Web Design vs. Web Development

Numerous people often use the terms, web development and web design, interchangeably. A clarification of the two terms are in order. These two terms are not the same – and here’s why…

  • Web development refers to the back-end of a website – the page interactions and programming, while web design refers to the part of the website that interacts with customers. The latter is all about the appearance of the site, while the former focuses on the site’s functionality.

  • Web design refers to the process of web designing or webpage layout (which typically includes all of the webpage graphical elements). Web designers often use graphic programs like Macromedia Fireworks, Adobe Photoshop, Corel Draw and many more. Web development, on the other hand, refers to the art of making an operational website. Web developers are responsible for including all the essential parts of a website, including login, e-commerce capabilities (like online payments), online forums, shopping carts and the like.

  • Web design does not contain code. The webpage’s graphical representation is utilized by the same party as the foundation of a code. The coding aspect will be needed on website development.

To further clarify or to make the differences simpler and easier to understand, let us unveil the certain characteristic of people who handle web design, and those who handle web development. Web design generally involves creativity, imagination and a degree of vision (in terms of the overall aesthetic appeal of the website). Web development, on the other hand, involves technical, linear thinking and creating a practical interface that is both intuitive & efficient.

One last thing- you can meet a good web designer who does not know anything about PHP, HTML or JavaScript. However, you will never meet a good web developer who does not recognize the importance of web design.
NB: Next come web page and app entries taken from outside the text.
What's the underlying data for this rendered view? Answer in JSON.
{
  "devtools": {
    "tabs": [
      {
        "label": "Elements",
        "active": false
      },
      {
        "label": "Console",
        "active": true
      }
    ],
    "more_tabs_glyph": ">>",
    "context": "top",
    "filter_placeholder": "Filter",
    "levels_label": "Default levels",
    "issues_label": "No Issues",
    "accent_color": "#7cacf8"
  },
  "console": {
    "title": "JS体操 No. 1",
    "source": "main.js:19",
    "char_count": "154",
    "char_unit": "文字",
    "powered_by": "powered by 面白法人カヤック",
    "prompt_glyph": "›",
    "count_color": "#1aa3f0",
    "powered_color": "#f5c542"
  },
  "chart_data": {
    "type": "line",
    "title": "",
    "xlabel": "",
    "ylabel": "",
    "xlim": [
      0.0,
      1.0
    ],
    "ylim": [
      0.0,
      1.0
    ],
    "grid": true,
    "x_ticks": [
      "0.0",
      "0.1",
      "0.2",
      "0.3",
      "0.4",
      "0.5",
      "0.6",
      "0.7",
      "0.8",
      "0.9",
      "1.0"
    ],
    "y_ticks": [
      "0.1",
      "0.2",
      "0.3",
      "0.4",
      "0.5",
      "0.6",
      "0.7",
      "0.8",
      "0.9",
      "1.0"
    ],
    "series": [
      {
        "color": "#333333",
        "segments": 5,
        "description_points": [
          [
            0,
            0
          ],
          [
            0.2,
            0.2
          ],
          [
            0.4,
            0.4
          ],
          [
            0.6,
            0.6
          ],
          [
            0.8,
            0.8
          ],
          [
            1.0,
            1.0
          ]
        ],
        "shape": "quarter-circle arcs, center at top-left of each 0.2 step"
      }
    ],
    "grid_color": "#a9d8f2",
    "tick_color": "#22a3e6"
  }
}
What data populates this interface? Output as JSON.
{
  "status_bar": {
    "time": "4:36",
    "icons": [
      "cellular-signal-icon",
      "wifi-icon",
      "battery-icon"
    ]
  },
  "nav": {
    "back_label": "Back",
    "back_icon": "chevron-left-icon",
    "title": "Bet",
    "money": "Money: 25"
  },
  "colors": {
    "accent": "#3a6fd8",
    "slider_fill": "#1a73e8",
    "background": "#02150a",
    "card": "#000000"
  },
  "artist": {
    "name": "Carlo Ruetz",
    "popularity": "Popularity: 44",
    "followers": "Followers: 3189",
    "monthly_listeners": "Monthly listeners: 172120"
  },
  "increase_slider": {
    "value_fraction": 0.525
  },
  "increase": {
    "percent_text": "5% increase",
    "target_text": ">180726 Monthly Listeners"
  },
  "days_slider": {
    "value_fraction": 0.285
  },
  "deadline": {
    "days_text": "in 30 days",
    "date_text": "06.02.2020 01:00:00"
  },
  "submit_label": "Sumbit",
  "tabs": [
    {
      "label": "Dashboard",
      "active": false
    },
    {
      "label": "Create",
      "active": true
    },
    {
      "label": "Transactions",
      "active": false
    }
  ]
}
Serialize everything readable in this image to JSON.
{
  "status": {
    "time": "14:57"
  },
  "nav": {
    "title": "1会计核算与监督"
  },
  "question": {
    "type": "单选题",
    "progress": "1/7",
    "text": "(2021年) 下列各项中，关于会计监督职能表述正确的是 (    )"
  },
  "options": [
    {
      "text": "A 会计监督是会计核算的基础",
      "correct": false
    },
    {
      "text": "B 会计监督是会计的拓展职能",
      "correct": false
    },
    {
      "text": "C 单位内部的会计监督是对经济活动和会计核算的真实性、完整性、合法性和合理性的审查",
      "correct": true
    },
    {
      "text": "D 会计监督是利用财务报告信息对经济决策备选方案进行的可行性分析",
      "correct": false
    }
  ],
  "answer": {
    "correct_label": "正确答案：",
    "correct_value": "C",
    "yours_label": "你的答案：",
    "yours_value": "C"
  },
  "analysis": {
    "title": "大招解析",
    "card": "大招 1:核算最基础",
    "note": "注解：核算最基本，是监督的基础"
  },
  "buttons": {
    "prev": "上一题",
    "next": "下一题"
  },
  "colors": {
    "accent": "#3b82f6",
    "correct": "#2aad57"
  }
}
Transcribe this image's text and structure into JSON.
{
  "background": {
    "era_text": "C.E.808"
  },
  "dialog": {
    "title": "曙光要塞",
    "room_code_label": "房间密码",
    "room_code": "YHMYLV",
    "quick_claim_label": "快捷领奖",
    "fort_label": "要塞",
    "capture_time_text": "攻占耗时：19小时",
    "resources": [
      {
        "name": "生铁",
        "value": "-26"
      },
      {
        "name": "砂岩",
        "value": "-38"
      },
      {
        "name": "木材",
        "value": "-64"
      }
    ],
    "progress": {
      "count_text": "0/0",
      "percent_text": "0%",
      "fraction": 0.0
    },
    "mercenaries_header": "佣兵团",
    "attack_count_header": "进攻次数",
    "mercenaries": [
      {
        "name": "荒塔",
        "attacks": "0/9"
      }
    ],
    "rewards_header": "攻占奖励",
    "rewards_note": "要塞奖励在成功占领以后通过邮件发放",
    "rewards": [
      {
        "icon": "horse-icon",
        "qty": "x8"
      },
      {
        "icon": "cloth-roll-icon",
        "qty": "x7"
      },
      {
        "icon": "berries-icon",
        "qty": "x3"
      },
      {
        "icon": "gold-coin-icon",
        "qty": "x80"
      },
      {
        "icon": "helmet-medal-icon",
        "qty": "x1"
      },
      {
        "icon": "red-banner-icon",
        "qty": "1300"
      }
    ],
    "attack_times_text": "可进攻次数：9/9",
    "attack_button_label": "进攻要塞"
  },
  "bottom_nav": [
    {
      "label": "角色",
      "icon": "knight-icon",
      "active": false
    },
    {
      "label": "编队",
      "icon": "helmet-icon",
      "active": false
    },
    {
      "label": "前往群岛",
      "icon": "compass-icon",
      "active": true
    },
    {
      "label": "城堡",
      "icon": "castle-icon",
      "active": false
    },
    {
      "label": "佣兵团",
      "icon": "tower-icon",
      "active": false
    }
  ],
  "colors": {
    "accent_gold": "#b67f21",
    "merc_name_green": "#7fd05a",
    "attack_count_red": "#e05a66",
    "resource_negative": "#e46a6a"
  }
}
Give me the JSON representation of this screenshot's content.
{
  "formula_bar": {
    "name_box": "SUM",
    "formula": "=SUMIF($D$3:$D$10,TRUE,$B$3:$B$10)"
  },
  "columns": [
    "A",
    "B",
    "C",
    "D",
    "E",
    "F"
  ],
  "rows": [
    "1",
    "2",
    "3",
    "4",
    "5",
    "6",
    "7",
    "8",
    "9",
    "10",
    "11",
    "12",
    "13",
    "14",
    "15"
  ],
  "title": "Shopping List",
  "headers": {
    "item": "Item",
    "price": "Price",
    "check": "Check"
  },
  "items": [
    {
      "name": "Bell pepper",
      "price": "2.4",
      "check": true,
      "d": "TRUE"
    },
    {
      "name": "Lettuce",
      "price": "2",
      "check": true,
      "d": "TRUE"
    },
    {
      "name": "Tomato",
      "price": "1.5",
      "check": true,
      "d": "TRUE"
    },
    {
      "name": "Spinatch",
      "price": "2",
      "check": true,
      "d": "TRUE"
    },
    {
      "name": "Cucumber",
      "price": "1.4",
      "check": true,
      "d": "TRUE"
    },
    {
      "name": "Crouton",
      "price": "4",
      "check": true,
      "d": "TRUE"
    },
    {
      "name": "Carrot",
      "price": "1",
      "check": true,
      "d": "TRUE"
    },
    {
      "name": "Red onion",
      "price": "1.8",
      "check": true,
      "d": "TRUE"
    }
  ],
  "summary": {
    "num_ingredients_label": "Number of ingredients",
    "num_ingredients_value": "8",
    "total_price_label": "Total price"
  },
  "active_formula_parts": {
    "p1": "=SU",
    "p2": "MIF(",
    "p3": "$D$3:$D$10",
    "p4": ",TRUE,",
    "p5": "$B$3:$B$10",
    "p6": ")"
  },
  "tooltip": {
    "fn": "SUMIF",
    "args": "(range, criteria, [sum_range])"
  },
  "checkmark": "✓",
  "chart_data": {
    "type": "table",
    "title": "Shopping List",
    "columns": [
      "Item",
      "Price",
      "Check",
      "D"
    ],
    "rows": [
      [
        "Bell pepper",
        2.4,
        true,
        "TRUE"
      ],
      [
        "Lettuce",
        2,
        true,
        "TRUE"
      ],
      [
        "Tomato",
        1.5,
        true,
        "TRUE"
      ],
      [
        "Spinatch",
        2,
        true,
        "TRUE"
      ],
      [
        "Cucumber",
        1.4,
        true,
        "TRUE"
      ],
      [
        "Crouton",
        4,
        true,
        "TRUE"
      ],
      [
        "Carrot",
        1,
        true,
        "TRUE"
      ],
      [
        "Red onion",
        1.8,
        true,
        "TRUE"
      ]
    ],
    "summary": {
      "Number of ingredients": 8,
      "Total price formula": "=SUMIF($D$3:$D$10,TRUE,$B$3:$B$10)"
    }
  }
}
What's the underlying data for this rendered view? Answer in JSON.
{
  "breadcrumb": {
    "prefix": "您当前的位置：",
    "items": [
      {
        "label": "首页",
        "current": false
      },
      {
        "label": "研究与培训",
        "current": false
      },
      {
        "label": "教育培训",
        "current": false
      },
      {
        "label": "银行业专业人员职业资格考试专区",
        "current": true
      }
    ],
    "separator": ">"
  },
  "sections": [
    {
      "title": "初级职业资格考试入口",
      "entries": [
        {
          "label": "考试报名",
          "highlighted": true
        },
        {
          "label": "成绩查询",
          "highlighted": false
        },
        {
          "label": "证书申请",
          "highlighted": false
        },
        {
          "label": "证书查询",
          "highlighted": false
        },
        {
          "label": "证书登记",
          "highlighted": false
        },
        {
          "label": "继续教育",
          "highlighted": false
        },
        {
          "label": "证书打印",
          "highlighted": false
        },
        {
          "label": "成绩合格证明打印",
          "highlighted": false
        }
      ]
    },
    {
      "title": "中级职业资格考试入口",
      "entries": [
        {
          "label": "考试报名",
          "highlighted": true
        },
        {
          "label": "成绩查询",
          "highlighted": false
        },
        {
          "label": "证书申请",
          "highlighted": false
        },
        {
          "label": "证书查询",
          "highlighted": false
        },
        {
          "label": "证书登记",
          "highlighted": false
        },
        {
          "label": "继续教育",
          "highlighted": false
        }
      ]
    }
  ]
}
Knowing the difference between design and development is of paramount importance, especially if you are after hiring a professional who will work on your site; a nebulous understanding of these two terms can be very costly, as you can inadvertently hire a techie who’s poorly equipped for the job.